Media reporter for Digiday covering publisher's transition from analog to digital. Started professional life as a professor of communications at two NJ schools; then moved to the world of PR, where I worked for a few agencies representing start ups and Fortune 100 clients before starting my own a...
Social Media's Slow Slog Into the Ivory Towers of Academia
In the media world, the PR industry is often overshadowed by its advertising counterparts. Budgets in the millions go to ad agencies and media-buying agencies. Meanwhile, PR agencies, whose high-end budgets clock in at around $20,000 per month, get scraps in comparison. That could be changing. Now that content is king – from Facebook posts and Twitter feeds to “native” advertising and brand-generated copy that lives on company sites – the PR industry is pushing its way to the table.
Every retail brand is trying to get more personal with its customers, but very few are doing it right. Here are five ways to win at the personalization game. Retailers need to collect both user-level data—like site traffic, shopping cart abandonment and basic analytics—as well as customer-specific data, such as shopping history, sizes and preferences. They also need to pay attention to the right product attributes, says Jeriad Zoghby, Accenture Interactive’s global lead for personalization.
Stores like Nordstrom excel at “white-glove service.” Its staff may recognize your face and even greet you by name as they direct you throughout the store. However, they probably don’t know what you bought last month or what’s still sitting in your online shopping cart. Sites like Amazon, on the other hand, know an enormous amount about your shopping habits, but it’s hard to get the human touch from an algorithm.
@dabeard The Civil War would have happened at some point. South Carolina would have seceded under any POTUS. The state tried prior to 1860. When racism and slavery are features and not bugs, it’s only a matter of time before Civil War breaks out. Buchanan was just accelerant.
Muck Rack makes it simple to find people, tweets, or articles that mention any name, keyword, company, hashtag etc. We've compiled this guide to help you make the most of your search.
Selecting a term
Start searching tweets, articles from media outlets, articles mentioned in tweets, journalists'

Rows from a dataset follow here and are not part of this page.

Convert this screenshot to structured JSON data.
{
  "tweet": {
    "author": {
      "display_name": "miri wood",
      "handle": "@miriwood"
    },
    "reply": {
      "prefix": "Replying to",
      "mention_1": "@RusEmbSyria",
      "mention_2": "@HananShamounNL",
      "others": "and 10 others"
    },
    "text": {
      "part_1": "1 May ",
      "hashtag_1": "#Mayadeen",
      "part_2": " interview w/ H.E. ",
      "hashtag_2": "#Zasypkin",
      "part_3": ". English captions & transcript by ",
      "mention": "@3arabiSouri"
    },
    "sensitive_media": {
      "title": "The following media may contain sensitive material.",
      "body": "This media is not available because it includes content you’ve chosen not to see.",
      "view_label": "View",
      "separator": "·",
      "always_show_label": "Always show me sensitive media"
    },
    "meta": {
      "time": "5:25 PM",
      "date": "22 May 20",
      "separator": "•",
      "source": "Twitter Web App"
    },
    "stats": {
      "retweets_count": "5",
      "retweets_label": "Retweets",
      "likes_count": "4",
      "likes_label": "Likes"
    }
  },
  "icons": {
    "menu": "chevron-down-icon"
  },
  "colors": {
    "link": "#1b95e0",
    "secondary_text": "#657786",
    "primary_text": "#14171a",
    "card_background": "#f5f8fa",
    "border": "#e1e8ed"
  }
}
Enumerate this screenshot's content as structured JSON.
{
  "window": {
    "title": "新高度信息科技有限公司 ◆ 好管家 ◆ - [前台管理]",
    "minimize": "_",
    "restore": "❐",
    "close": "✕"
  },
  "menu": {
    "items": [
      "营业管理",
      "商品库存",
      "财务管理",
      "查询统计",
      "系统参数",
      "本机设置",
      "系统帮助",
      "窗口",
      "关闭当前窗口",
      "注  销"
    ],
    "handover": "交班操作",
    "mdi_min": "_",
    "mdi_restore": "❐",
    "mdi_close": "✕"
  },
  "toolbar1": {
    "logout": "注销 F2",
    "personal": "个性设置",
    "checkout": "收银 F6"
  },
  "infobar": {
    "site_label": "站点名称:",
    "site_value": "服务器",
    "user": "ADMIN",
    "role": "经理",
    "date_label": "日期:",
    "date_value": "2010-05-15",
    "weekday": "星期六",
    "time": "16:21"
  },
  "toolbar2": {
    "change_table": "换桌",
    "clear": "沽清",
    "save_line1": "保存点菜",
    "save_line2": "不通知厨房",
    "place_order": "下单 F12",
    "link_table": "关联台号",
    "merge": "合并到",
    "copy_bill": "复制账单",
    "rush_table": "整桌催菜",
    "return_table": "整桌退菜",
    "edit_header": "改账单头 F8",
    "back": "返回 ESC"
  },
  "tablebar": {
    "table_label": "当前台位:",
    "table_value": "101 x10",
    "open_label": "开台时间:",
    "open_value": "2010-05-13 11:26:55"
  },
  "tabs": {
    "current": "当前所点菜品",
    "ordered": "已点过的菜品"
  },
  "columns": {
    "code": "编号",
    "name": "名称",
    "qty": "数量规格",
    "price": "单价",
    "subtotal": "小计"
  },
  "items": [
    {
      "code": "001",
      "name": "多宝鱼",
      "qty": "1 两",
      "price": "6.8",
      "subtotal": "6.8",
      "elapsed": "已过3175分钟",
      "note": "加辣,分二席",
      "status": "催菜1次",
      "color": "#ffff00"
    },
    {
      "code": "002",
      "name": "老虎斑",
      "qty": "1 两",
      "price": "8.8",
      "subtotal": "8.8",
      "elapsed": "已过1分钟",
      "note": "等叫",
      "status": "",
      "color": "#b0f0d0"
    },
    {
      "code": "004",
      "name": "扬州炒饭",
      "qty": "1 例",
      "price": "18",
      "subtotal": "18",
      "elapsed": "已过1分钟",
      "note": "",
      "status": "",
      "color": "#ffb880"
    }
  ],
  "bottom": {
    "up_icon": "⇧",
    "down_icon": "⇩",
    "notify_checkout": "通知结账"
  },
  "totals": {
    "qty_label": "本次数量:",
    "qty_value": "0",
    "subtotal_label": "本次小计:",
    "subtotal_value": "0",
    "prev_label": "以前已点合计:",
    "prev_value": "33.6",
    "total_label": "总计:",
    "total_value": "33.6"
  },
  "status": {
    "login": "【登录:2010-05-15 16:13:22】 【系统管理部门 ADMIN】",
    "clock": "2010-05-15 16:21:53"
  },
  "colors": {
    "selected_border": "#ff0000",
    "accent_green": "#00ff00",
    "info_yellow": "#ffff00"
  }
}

names, titles and bios with some suggested searches:
Companies or Topics (e.g. iPhone, Microsoft)
Phrases (e.g. "cloud computing") — use quotes to keep the terms together
Twitter handles (e.g. @username) — returns those who have mentioned or replied to
Names (e.g. "David Pogue")
Hashtags (e.g. #sxsw, #london2012)
Bio details (e.g. vegan, Olympics, father)
Muck Rack's Advanced Search allows for many boolean operators.
Find results that mention multiple specified terms, use AND or
+. For example, ensure each result contains both Elon Musk and Mark Zuckerberg by
searching Musk AND Zuckerberg or Musk + Zuckerberg.
Use the operators OR or , to broaden your search when you'd like either of
multiple terms to appear in results. (This is the default behavior of our search when no operators
are used). For example, results will contain either cake or cookie by searching cake OR cookie or cake,cookie
Use NOT or - to subtract results from your search. For
example, searching Disney will yield results about the Walt Disney Company as well as Walt Disney
World Resort. To exclude mentions of Disney World, search for Disney -World or Disney
When using one of these operators with a phrase, enclose it in quotation marks. For example, you can
find results about smartphones excluding Apple's iPhone 4S by searching smartphone -"iPhone
Exact case matching or punctuation
If you're searching for a brand name or keyword that relies on specific punctuation marks or capitalization, you can
find results that match your exact query by adding matchcase: before the keyword you're searching for, like matchcase:E*TRADE .
Use parentheses to separate multiple
boolean phrases. For example, to find journalists talking about having fun in Disney World or
Disneyland, search for ("disney world" OR disneyland) AND fun.
An asterisk can be used to search for any variation of a root word truncated by the asterisk. For example, searching for admin* will return results for administrator, administration, administer, administered, etc.
A near operator is an AND operator where you can control the distance between the words. You can vary the distance the near operation uses by adding a forward slash and number (between 0-99) such as strawberries NEAR/10 "whipped cream", which means the strawberries must exist within 10 words of "whipped cream".